I did know about this for several years before my son was born, but I still wasn’t really prepared for it. Naturally, since the plates of the cranium have not yet fused in a fetus, and the birth canal is fairly tight to negotiate, the head tends to get stretched like dough being rolled out. The result is a distinctively pointy shape. My advice… do not dress your newborn in a sleeper that looks like Beldar’s pajamas. It may seem funny at first, but it really only makes things worse.
4. The fountain (boys only)
When we learned we were going to have a boy, lots of people started warning me to be sure to “cover him” while changing his diaper. I understood the premise, but it wasn’t until I saw it in action that I really understood how important it was. Fortunately, no one was in the line of fire.
3. The smell of formula
Baby formula has a very peculiar smell.
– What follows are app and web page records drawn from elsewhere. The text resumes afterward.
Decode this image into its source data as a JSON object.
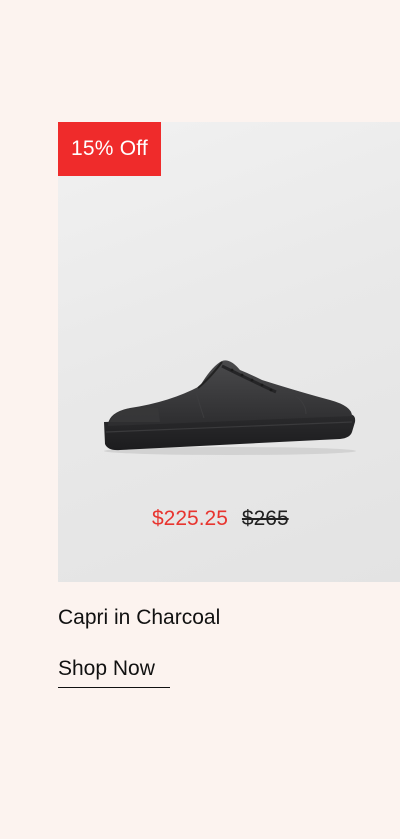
{
  "product": {
    "badge": "15% Off",
    "sale_price": "$225.25",
    "original_price": "$265",
    "name": "Capri in Charcoal",
    "image_alt": "charcoal low-top sneaker",
    "cta_label": "Shop Now"
  },
  "colors": {
    "background": "#fcf3ef",
    "badge": "#ef2b2b",
    "sale_price": "#e8352f"
  }
}
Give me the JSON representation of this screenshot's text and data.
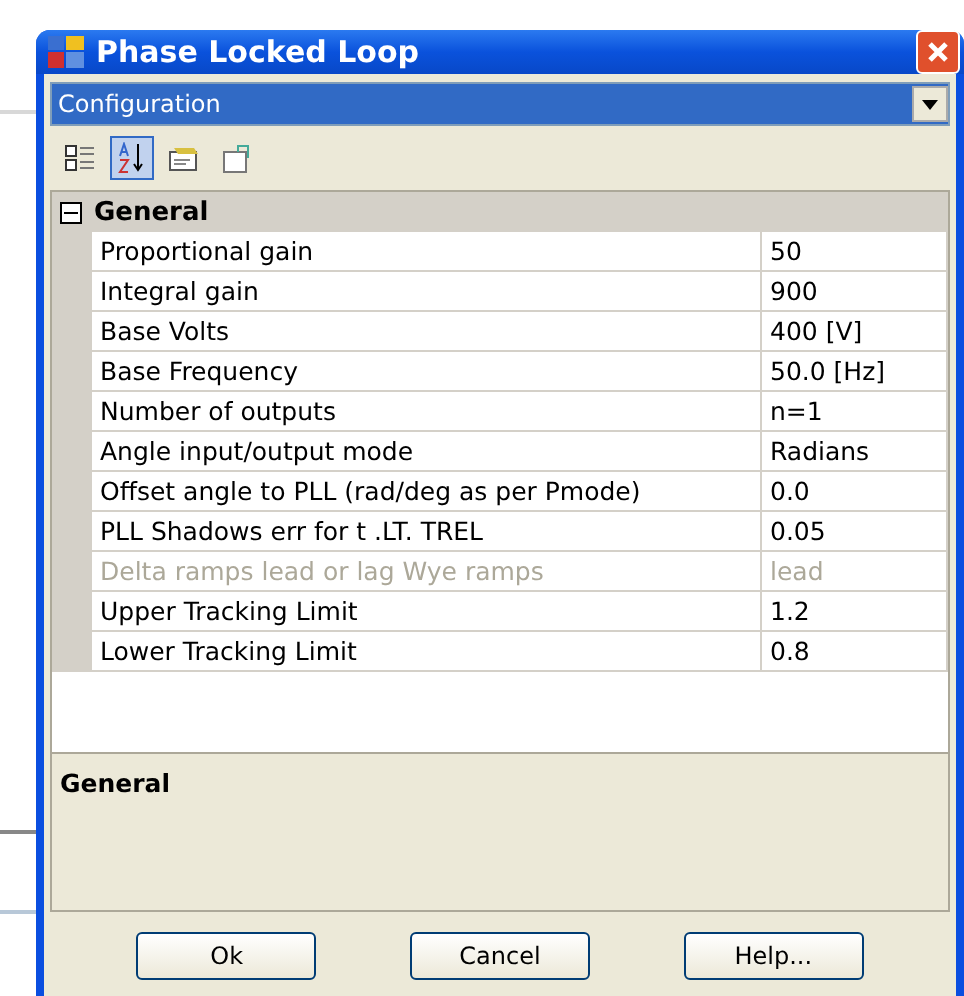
{
  "window": {
    "title": "Phase Locked Loop"
  },
  "object_selector": {
    "value": "Configuration"
  },
  "toolbar": [
    {
      "kind": "categorized",
      "selected": false
    },
    {
      "kind": "alphabetical",
      "selected": true
    },
    {
      "kind": "properties",
      "selected": false
    },
    {
      "kind": "pages",
      "selected": false
    }
  ],
  "category": {
    "label": "General",
    "expanded": true
  },
  "properties": [
    {
      "name": "Proportional gain",
      "value": "50",
      "disabled": false
    },
    {
      "name": "Integral gain",
      "value": "900",
      "disabled": false
    },
    {
      "name": "Base Volts",
      "value": "400 [V]",
      "disabled": false
    },
    {
      "name": "Base Frequency",
      "value": "50.0 [Hz]",
      "disabled": false
    },
    {
      "name": "Number of outputs",
      "value": "n=1",
      "disabled": false
    },
    {
      "name": "Angle input/output mode",
      "value": "Radians",
      "disabled": false
    },
    {
      "name": "Offset angle to PLL (rad/deg as per  Pmode)",
      "value": "0.0",
      "disabled": false
    },
    {
      "name": "PLL Shadows err for t .LT. TREL",
      "value": "0.05",
      "disabled": false
    },
    {
      "name": "Delta ramps lead or lag Wye ramps",
      "value": "lead",
      "disabled": true
    },
    {
      "name": "Upper Tracking Limit",
      "value": "1.2",
      "disabled": false
    },
    {
      "name": "Lower Tracking Limit",
      "value": "0.8",
      "disabled": false
    }
  ],
  "description": {
    "title": "General"
  },
  "buttons": [
    "Ok",
    "Cancel",
    "Help..."
  ]
}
In fact, it seems to be an amalgam of many different smells, each of them peculiar in its own right. The only one I’ve really been able to differentiate is potatoes. I haven’t checked to see if any potato-derived substances are actually in the formula, but there is definitely a potato-like smell in the mix. One thing is certain though: once you’ve smelled baby formula, everything smells like it.
2. The umbilical cord
OK, I actually learned this about 6 months ago when my niece was born, but it was still quite a shock. I always had this impression that the umbilical cord was completely removed at birth, but in fact a little stub of it remains attached to the baby’s abdomen for several days to a few weeks. You have to swab it with alcohol to stave off infection, and day by day it gets more shriveled, harder, and discolored (not that it was a pretty color to begin with). Our baby’s umbilical stub fell off about 2 weeks after he was born, and SLP compared the detached remnant to a crusty bit of chicken that was stuck on our barbecue grill for a week.
What is “meconium,” you ask? It is nothing short of incontrovertible proof that babies are aliens from a world far stranger than our own. Merriam-Webster describes it as “a dark greenish mass that accumulates in the bowel during fetal life and is discharged shortly after birth.” Yes, in fact it is a dense, sticky, green-black, tar-like substance that fills a newborn’s diapers for the first two days or so after birth. Its most distinctive trait, however, and one you don’t even really appreciate until the “regular” bowel movements begin, is that it is devoid of odor.